The tailors at Peter Parvez can learn nearly everything about a client in 30 minutes. Measurements, lifestyle, ambitions, aesthetic tastes?they all come to light. And after the half-hour fitting, the team crafts a custom suit or shirt that fits as naturally as a second skin and complements the immeasurable aspects of a person. Patterns, fabrics, and styles can all be altered, giving a guest the option to evoke a vintage elegance with a double-breasted suit or to embrace a more contemporary look with pinstripes.
Although the tailors take a holistic view of the man or woman wearing the suit, when practicing their craft, they focus on the most minuscule detail. They hand-sew every button into place, cut and roll the collar, and add working buttonholes to the sleeves for an extra layer of functionality. Additionally, they invest the time needed to install a pure silk lining into every jacket, making suits comfortable enough to become a viable alternative to pajamas.

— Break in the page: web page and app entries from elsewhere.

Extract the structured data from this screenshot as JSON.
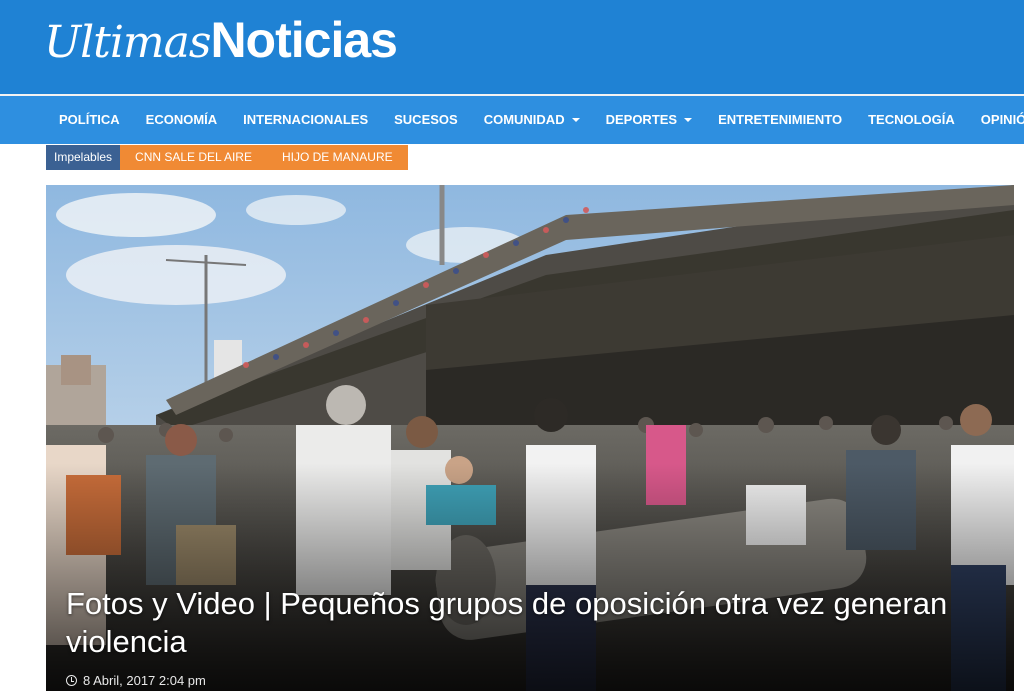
{
  "site": {
    "logo_part1": "Ultimas",
    "logo_part2": "Noticias",
    "header_color": "#1f82d4",
    "nav_color": "#2e8fe0"
  },
  "nav": {
    "items": [
      {
        "label": "POLÍTICA",
        "dropdown": false
      },
      {
        "label": "ECONOMÍA",
        "dropdown": false
      },
      {
        "label": "INTERNACIONALES",
        "dropdown": false
      },
      {
        "label": "SUCESOS",
        "dropdown": false
      },
      {
        "label": "COMUNIDAD",
        "dropdown": true
      },
      {
        "label": "DEPORTES",
        "dropdown": true
      },
      {
        "label": "ENTRETENIMIENTO",
        "dropdown": false
      },
      {
        "label": "TECNOLOGÍA",
        "dropdown": false
      },
      {
        "label": "OPINIÓN",
        "dropdown": false
      }
    ]
  },
  "trending": {
    "label": "Impelables",
    "label_color": "#3b6193",
    "tag_color": "#f08a34",
    "items": [
      "CNN SALE DEL AIRE",
      "HIJO DE MANAURE"
    ]
  },
  "feature": {
    "headline": "Fotos y Video | Pequeños grupos de oposición otra vez generan violencia",
    "date": "8 Abril, 2017 2:04 pm",
    "date_icon": "clock-icon"
  }
}
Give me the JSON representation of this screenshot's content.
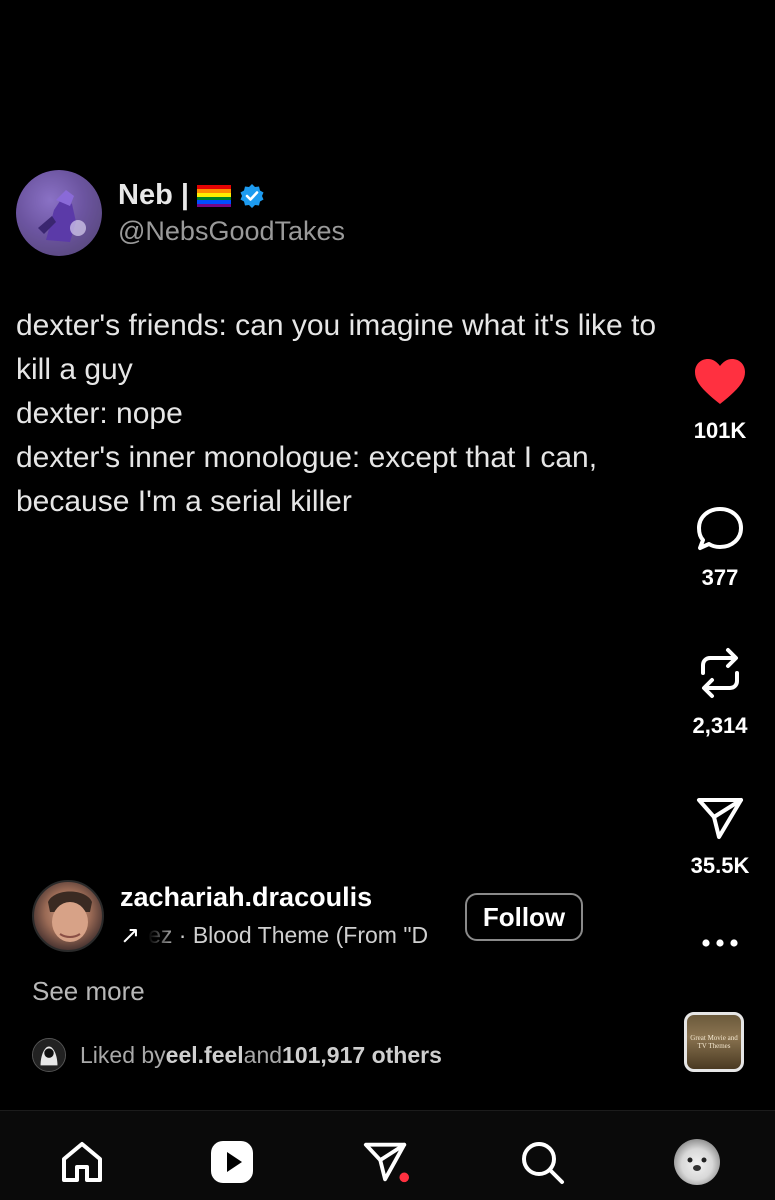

Joe's Apartment envelops carousers in an unpretentious atmosphere with live music, engaging bartenders, and a considerable dance floor. Skip the long wait and saunter up to the VIP line with two covers ($24 total) in tow and a yarn carnation tucked into your lapel. Souse a draft beer ($5.75) or get your daily dose of veggies with the signature pickle back, a shot of Jameson followed by a pickle juice chaser. Bartenders genially ring Joe's Bell and salute any tipplers taking a shot or reciting the complete works of Proust, and appearances by alternative rock bands, hip-hop acts, karaoke, stand-up, and house band The Roommates keep the air molecules vibrating with convivial frequencies (see the calendar of events). Bedecked with crystalline chandeliers, gleaming wooden floors, and a lively pool table, the interior glitters with as much decadence as domesticity.
The team at Soirée Planners knows that, unlike their guests, parties are seldom completely spontaneous and carefree. They therefore strive to ease all aspects of the planning and execution process. Operating behind the scenes as well as alongside their clients, the seasoned event staff handles conference meetings with the same attentiveness as glamourous galas. They specialize in corporate gatherings, from conferences to Christmas parties, and customize each get-together so that staff appreciation banners aren't full of crossed-out names.
Their wedding division, meanwhile, helps to prep ceremonies with varying degrees of involvement. Their full-on planning package puts them in charge of almost all aspects, including budget creation, decor, acting as the point-person for vendors, and providing the bride with a personal assistant. By contrast, their less-involved coordination service leaves the finer details to the couple, and deploys the staff to aid with scheduling and day-of supervision.
More than 10 years ago, a group of seamstresses and tailors left their jobs at a top mensware store and opened Sun Tailoring with a goal to craft and alter clothing that reflects its wearer's personality and charisma. Each of the business' hemming experts has trained first hand with an Italian master tailor, an experience that equips them with invaluable knowledge as they repair clothing items and alter them to better fit customers who are aging in reverse. The staff furthers its commitment to personalizing fashion with wardrobe consultations, and they can also create custom suits, dresses, and costumes.
When does it officially become Christmastime? For Vancouverites, it's actually in late November, when the scents of mulled wine and gingerbread and the sounds of bells and trumpets fill the crisp air. It's a time when the eyes widen at the sight of little wooden huts decked out in twinkling white lights and pine branches, of a sparkling carousel pirouetting in the night. This is the Vancouver Christmas Market.
In founding this beloved wintertime utopia, Malte Kluetz brings a 700-year-old tradition from the streets of his native Hamelin, Germany, to the plaza of the Queen Elizabeth Theatre. German Christmas markets are a staple of European holiday seasons, and over the past few years, the Vancouver market has become a similarly un-missable destination for locals.
Here, a forests' worth of light-spangled pine trees and wreaths crowd the plaza, joining 45 wooden huts in which craftspeople and chefs—many from Germany themselves—share their handiwork. Shoppers peruse hand-carved nutcrackers and ornaments, and at any given moment of the day or night, the music of carolers, a string trio, or a jazz band might warm chilly ears.
After a hug from the market's gingerbread mascots, children might go on a scavenger hunt, decorate candles, or head to the old-fashioned Christmas carousel, encrusted with hundreds of amber lights, to show parents just how good they would be at riding a pony if they had their own. When they're done, kids and their parents head off in search of herbed Bavarian bratwursts, pastries, bubbly German wheat beers, and inky, sweetly spiced gluhwein.
Like any good Christmas market, the Vancouver market's festivities are anchored by a massive tree. At its pinnacle sits a glowing star—a beacon signaling the arrival of the holiday season.